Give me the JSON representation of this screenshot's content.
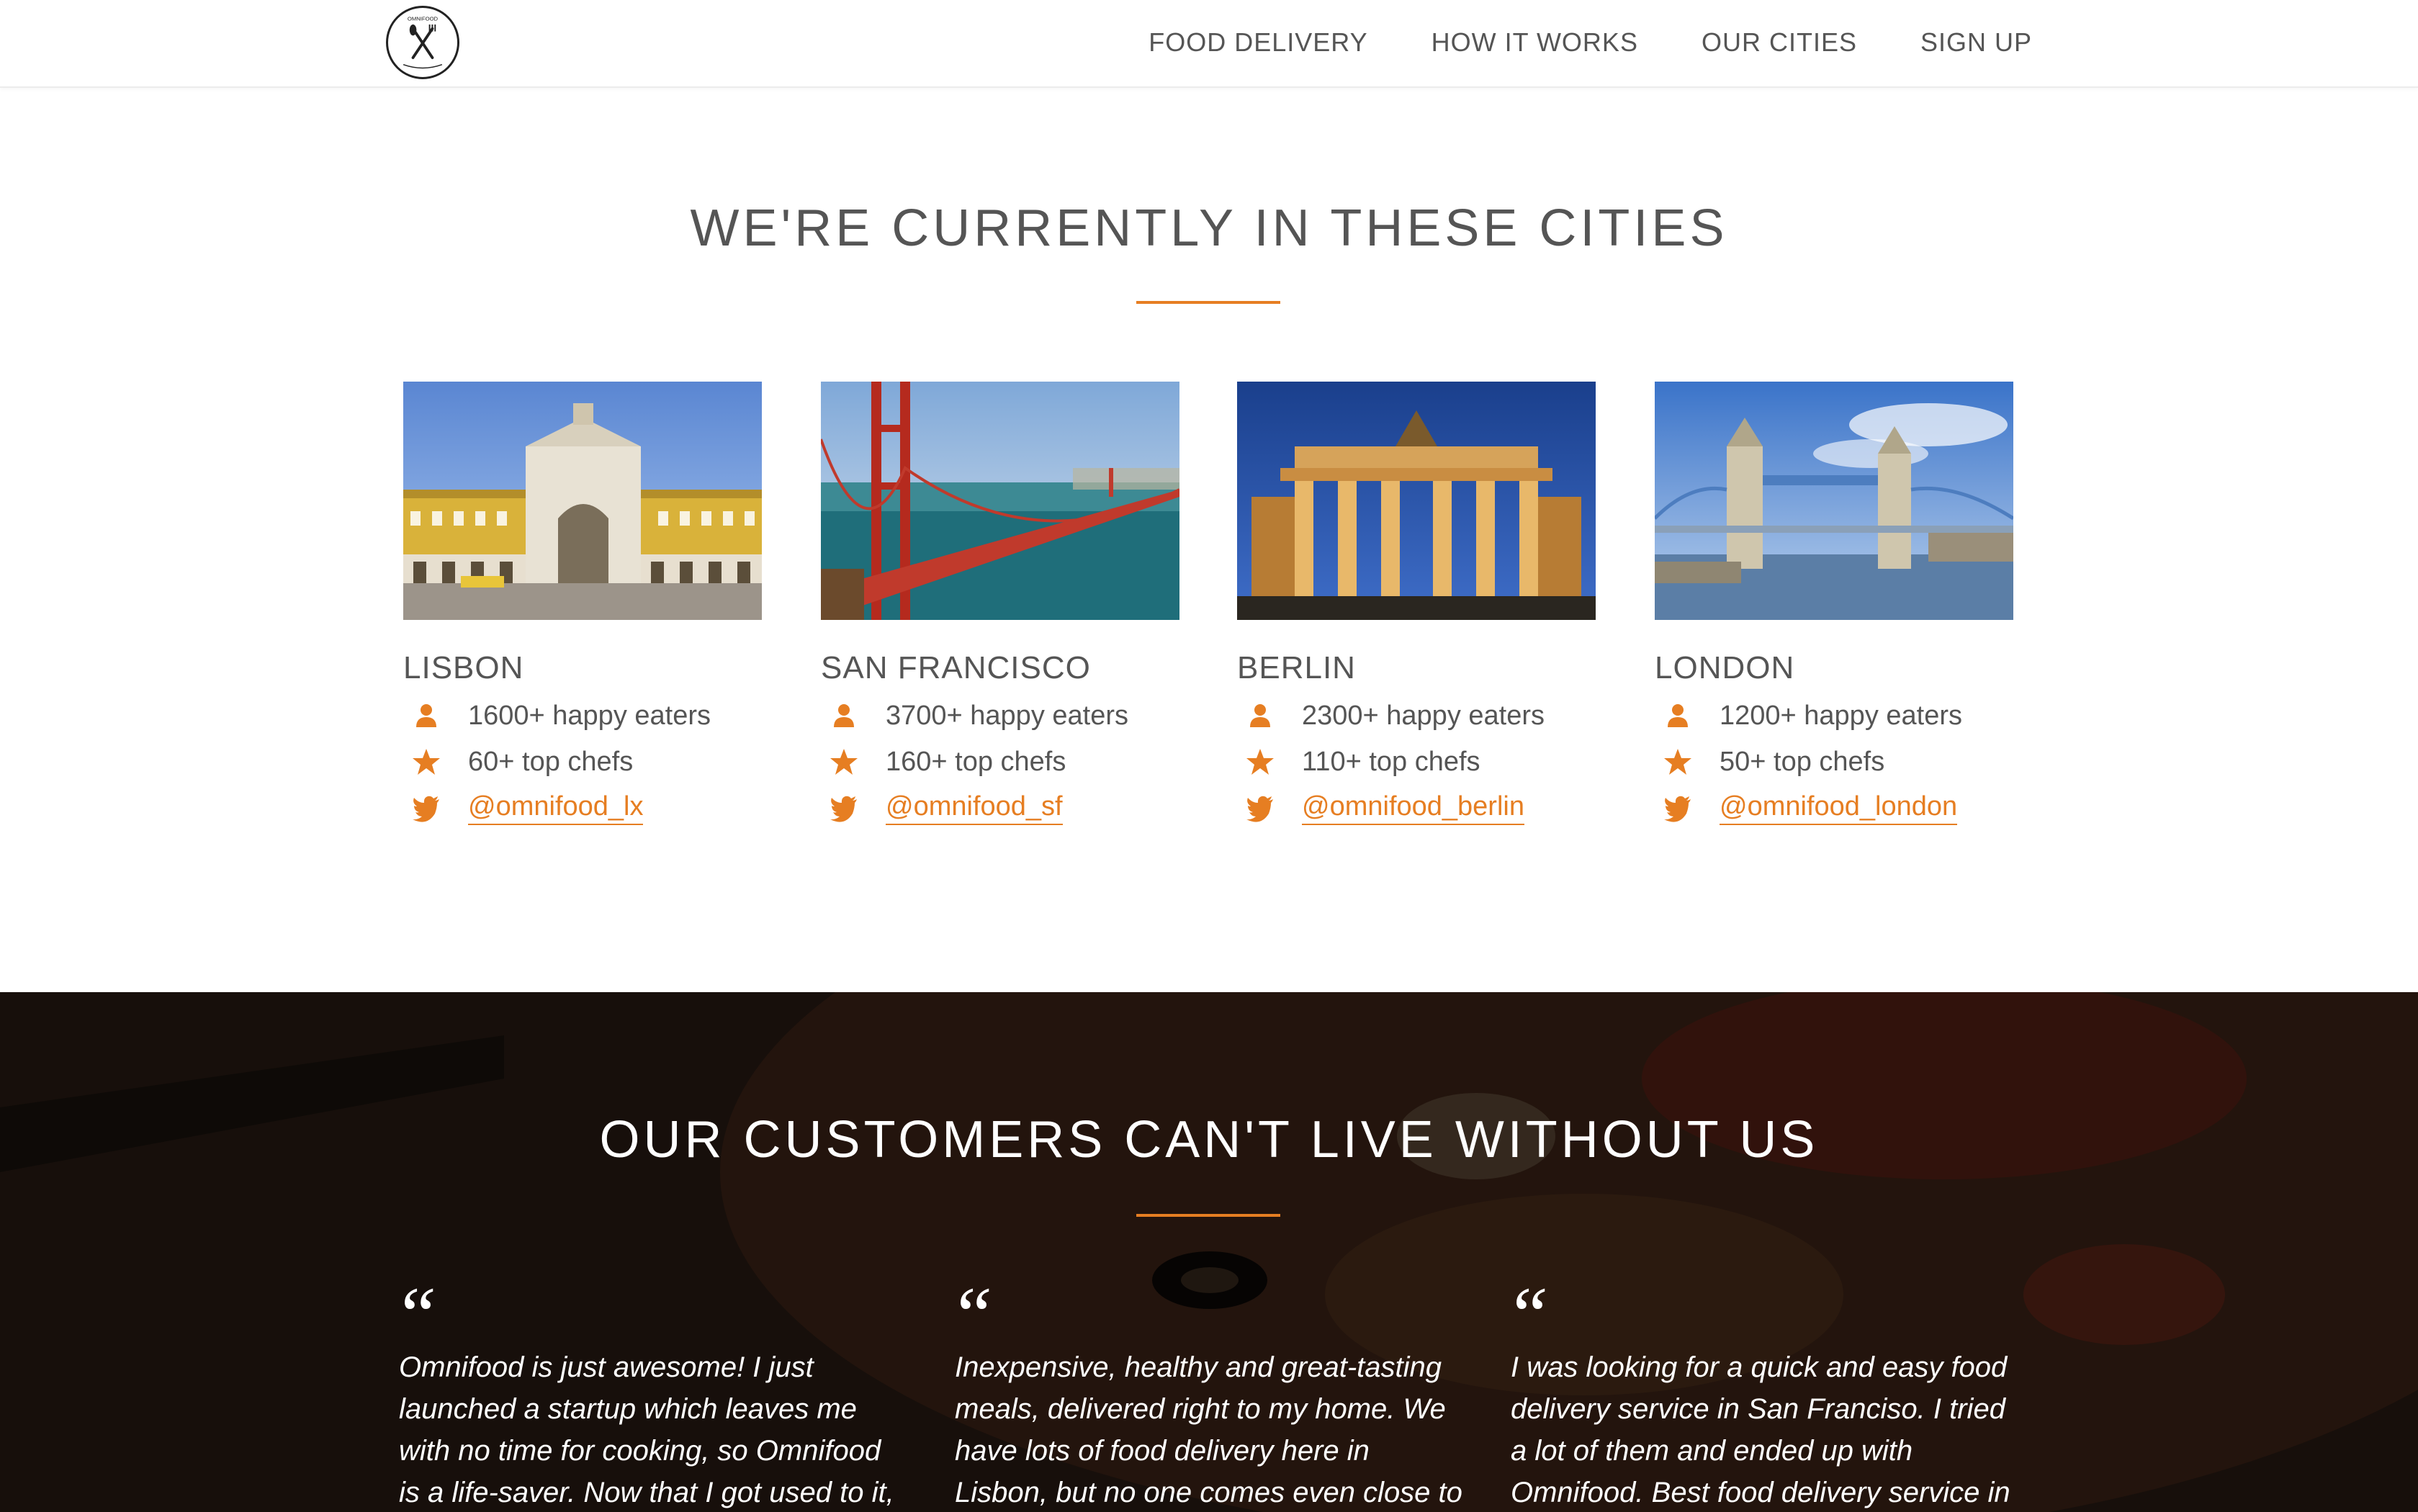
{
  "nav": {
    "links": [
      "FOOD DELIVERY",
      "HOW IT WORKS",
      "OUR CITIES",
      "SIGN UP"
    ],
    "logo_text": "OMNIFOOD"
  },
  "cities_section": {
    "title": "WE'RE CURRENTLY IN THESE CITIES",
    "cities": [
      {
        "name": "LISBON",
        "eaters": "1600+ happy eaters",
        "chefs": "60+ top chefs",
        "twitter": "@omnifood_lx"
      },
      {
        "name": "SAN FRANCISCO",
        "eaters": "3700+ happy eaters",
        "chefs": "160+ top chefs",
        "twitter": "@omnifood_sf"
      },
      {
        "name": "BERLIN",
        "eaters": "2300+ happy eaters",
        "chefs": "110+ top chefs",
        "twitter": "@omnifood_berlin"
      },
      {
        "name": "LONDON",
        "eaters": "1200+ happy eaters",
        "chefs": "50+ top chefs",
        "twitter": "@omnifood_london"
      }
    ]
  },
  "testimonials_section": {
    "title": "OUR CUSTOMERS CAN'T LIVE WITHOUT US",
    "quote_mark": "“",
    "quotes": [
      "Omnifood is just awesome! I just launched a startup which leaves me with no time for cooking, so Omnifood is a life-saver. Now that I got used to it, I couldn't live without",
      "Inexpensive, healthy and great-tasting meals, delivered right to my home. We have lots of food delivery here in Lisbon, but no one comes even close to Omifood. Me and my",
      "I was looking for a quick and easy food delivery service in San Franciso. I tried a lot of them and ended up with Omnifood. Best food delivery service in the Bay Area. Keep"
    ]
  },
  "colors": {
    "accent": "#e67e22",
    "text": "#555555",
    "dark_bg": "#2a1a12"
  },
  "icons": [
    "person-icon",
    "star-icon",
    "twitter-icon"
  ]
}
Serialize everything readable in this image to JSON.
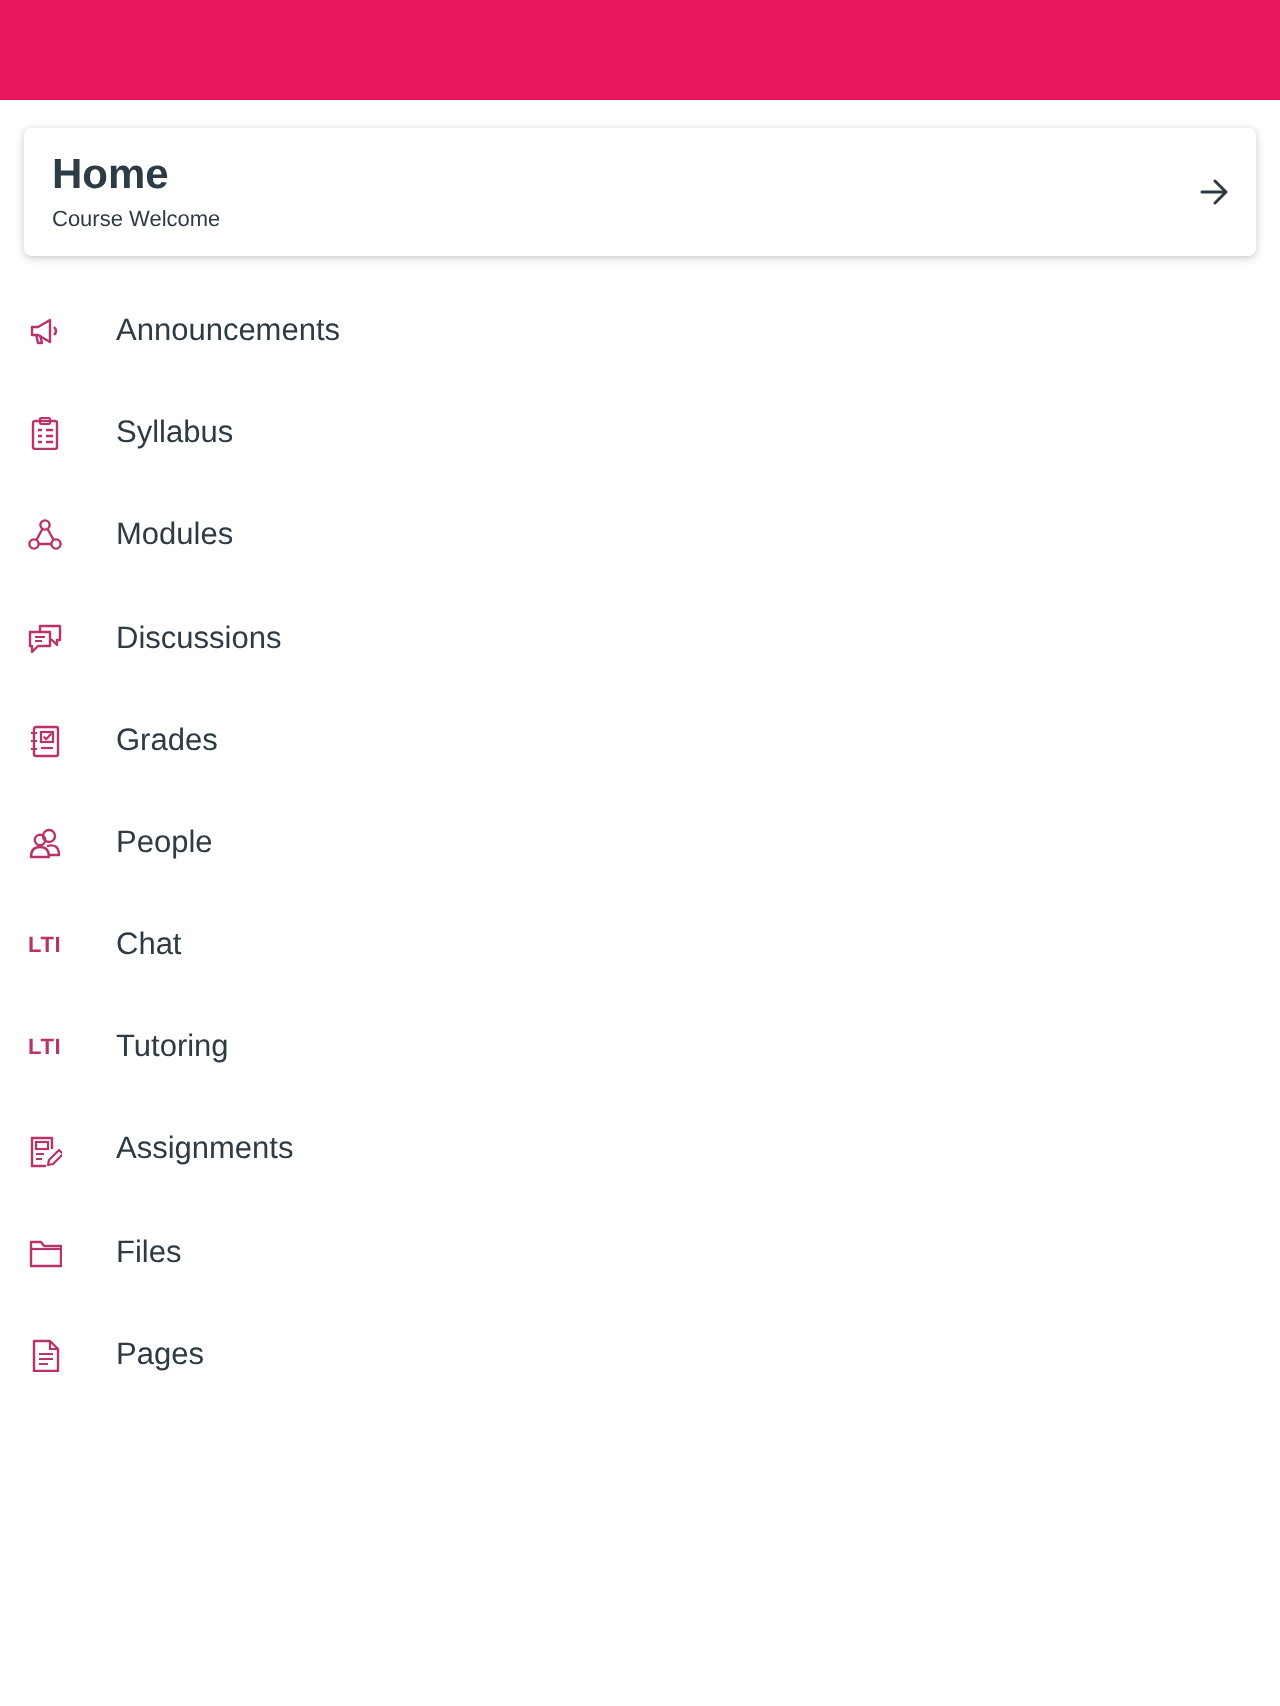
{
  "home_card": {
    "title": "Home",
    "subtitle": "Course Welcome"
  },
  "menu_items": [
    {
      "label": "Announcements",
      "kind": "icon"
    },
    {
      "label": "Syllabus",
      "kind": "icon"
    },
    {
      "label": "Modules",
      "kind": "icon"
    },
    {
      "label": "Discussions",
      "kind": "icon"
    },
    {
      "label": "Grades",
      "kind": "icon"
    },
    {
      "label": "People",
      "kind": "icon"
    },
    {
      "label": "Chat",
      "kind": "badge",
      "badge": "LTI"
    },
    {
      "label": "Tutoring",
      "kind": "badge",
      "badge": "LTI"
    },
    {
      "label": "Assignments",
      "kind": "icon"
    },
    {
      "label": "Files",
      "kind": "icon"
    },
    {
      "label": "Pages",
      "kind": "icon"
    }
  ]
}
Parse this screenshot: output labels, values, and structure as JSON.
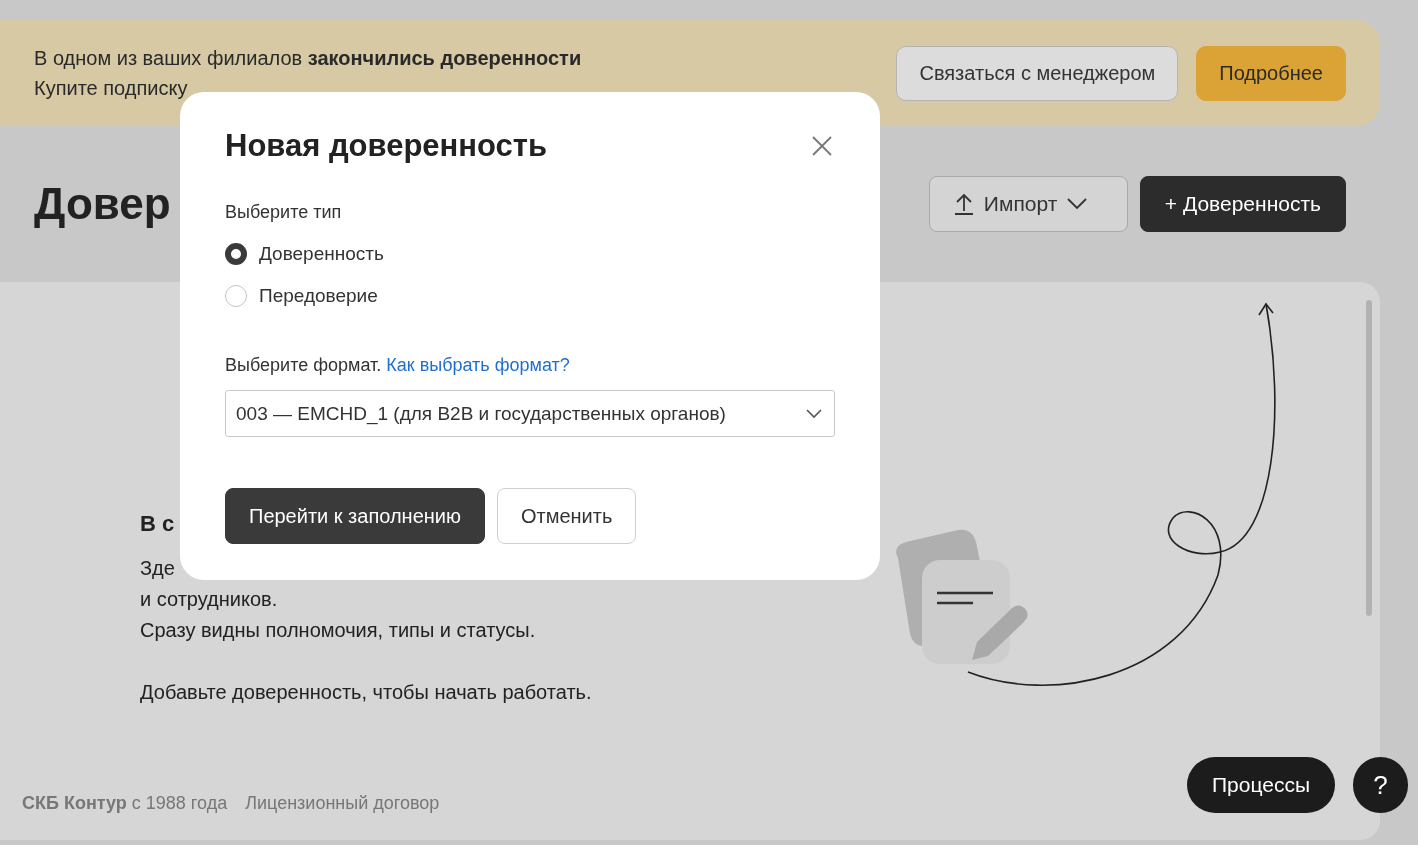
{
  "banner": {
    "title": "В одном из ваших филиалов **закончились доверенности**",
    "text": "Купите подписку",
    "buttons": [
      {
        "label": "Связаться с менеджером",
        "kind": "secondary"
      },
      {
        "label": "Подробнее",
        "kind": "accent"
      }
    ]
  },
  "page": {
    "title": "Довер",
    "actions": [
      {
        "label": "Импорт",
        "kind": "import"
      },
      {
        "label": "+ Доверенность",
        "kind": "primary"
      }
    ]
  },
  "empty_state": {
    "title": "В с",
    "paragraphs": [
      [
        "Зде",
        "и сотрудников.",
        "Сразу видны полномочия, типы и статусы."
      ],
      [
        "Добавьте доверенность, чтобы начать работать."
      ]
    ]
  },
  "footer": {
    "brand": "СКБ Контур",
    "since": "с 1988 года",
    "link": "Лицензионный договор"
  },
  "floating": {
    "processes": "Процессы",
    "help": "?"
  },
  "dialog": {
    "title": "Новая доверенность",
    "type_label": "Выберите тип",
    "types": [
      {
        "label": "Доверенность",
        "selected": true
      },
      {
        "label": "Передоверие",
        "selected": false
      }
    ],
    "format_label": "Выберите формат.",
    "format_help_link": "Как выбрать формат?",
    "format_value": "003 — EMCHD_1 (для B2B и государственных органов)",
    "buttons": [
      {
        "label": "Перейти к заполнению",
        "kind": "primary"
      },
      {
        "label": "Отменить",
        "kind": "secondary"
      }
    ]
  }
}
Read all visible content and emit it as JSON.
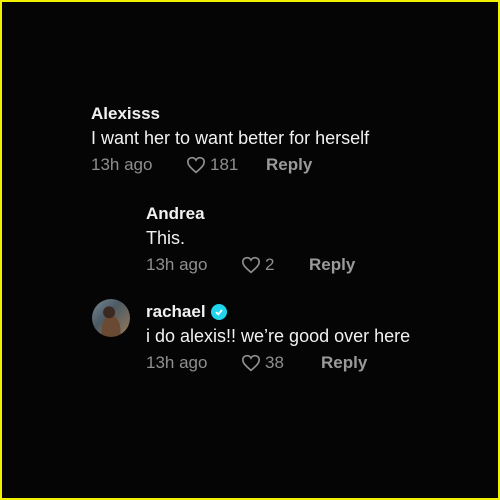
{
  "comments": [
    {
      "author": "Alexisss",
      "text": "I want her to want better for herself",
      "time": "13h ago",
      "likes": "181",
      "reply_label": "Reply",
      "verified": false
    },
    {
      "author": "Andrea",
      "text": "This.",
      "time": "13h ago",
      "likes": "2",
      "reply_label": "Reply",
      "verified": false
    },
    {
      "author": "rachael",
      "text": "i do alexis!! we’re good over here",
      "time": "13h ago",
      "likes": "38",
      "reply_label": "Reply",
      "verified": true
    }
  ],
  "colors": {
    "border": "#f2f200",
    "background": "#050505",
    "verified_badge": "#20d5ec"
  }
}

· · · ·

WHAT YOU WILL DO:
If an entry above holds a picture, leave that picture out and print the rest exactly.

EXERCISE OUTPUT:
Give me the JSON representation of this screenshot's content.
{
  "nav": {
    "links": [
      "FOOD DELIVERY",
      "HOW IT WORKS",
      "OUR CITIES",
      "SIGN UP"
    ],
    "logo_text": "OMNIFOOD"
  },
  "cities_section": {
    "title": "WE'RE CURRENTLY IN THESE CITIES",
    "cities": [
      {
        "name": "LISBON",
        "eaters": "1600+ happy eaters",
        "chefs": "60+ top chefs",
        "twitter": "@omnifood_lx"
      },
      {
        "name": "SAN FRANCISCO",
        "eaters": "3700+ happy eaters",
        "chefs": "160+ top chefs",
        "twitter": "@omnifood_sf"
      },
      {
        "name": "BERLIN",
        "eaters": "2300+ happy eaters",
        "chefs": "110+ top chefs",
        "twitter": "@omnifood_berlin"
      },
      {
        "name": "LONDON",
        "eaters": "1200+ happy eaters",
        "chefs": "50+ top chefs",
        "twitter": "@omnifood_london"
      }
    ]
  },
  "testimonials_section": {
    "title": "OUR CUSTOMERS CAN'T LIVE WITHOUT US",
    "quote_mark": "“",
    "quotes": [
      "Omnifood is just awesome! I just launched a startup which leaves me with no time for cooking, so Omnifood is a life-saver. Now that I got used to it, I couldn't live without",
      "Inexpensive, healthy and great-tasting meals, delivered right to my home. We have lots of food delivery here in Lisbon, but no one comes even close to Omifood. Me and my",
      "I was looking for a quick and easy food delivery service in San Franciso. I tried a lot of them and ended up with Omnifood. Best food delivery service in the Bay Area. Keep"
    ]
  },
  "colors": {
    "accent": "#e67e22",
    "text": "#555555",
    "dark_bg": "#2a1a12"
  },
  "icons": [
    "person-icon",
    "star-icon",
    "twitter-icon"
  ]
}
Serialize everything readable in this image to JSON.
{
  "home_card": {
    "title": "Home",
    "subtitle": "Course Welcome"
  },
  "menu_items": [
    {
      "label": "Announcements",
      "kind": "icon"
    },
    {
      "label": "Syllabus",
      "kind": "icon"
    },
    {
      "label": "Modules",
      "kind": "icon"
    },
    {
      "label": "Discussions",
      "kind": "icon"
    },
    {
      "label": "Grades",
      "kind": "icon"
    },
    {
      "label": "People",
      "kind": "icon"
    },
    {
      "label": "Chat",
      "kind": "badge",
      "badge": "LTI"
    },
    {
      "label": "Tutoring",
      "kind": "badge",
      "badge": "LTI"
    },
    {
      "label": "Assignments",
      "kind": "icon"
    },
    {
      "label": "Files",
      "kind": "icon"
    },
    {
      "label": "Pages",
      "kind": "icon"
    }
  ]
}
Parse this screenshot: output labels, values, and structure as JSON.
{
  "banner": {
    "title": "В одном из ваших филиалов **закончились доверенности**",
    "text": "Купите подписку",
    "buttons": [
      {
        "label": "Связаться с менеджером",
        "kind": "secondary"
      },
      {
        "label": "Подробнее",
        "kind": "accent"
      }
    ]
  },
  "page": {
    "title": "Довер",
    "actions": [
      {
        "label": "Импорт",
        "kind": "import"
      },
      {
        "label": "+ Доверенность",
        "kind": "primary"
      }
    ]
  },
  "empty_state": {
    "title": "В с",
    "paragraphs": [
      [
        "Зде",
        "и сотрудников.",
        "Сразу видны полномочия, типы и статусы."
      ],
      [
        "Добавьте доверенность, чтобы начать работать."
      ]
    ]
  },
  "footer": {
    "brand": "СКБ Контур",
    "since": "с 1988 года",
    "link": "Лицензионный договор"
  },
  "floating": {
    "processes": "Процессы",
    "help": "?"
  },
  "dialog": {
    "title": "Новая доверенность",
    "type_label": "Выберите тип",
    "types": [
      {
        "label": "Доверенность",
        "selected": true
      },
      {
        "label": "Передоверие",
        "selected": false
      }
    ],
    "format_label": "Выберите формат.",
    "format_help_link": "Как выбрать формат?",
    "format_value": "003 — EMCHD_1 (для B2B и государственных органов)",
    "buttons": [
      {
        "label": "Перейти к заполнению",
        "kind": "primary"
      },
      {
        "label": "Отменить",
        "kind": "secondary"
      }
    ]
  }
}
Read all visible content and emit it as JSON.
{
  "comments": [
    {
      "author": "Alexisss",
      "text": "I want her to want better for herself",
      "time": "13h ago",
      "likes": "181",
      "reply_label": "Reply",
      "verified": false
    },
    {
      "author": "Andrea",
      "text": "This.",
      "time": "13h ago",
      "likes": "2",
      "reply_label": "Reply",
      "verified": false
    },
    {
      "author": "rachael",
      "text": "i do alexis!! we’re good over here",
      "time": "13h ago",
      "likes": "38",
      "reply_label": "Reply",
      "verified": true
    }
  ],
  "colors": {
    "border": "#f2f200",
    "background": "#050505",
    "verified_badge": "#20d5ec"
  }
}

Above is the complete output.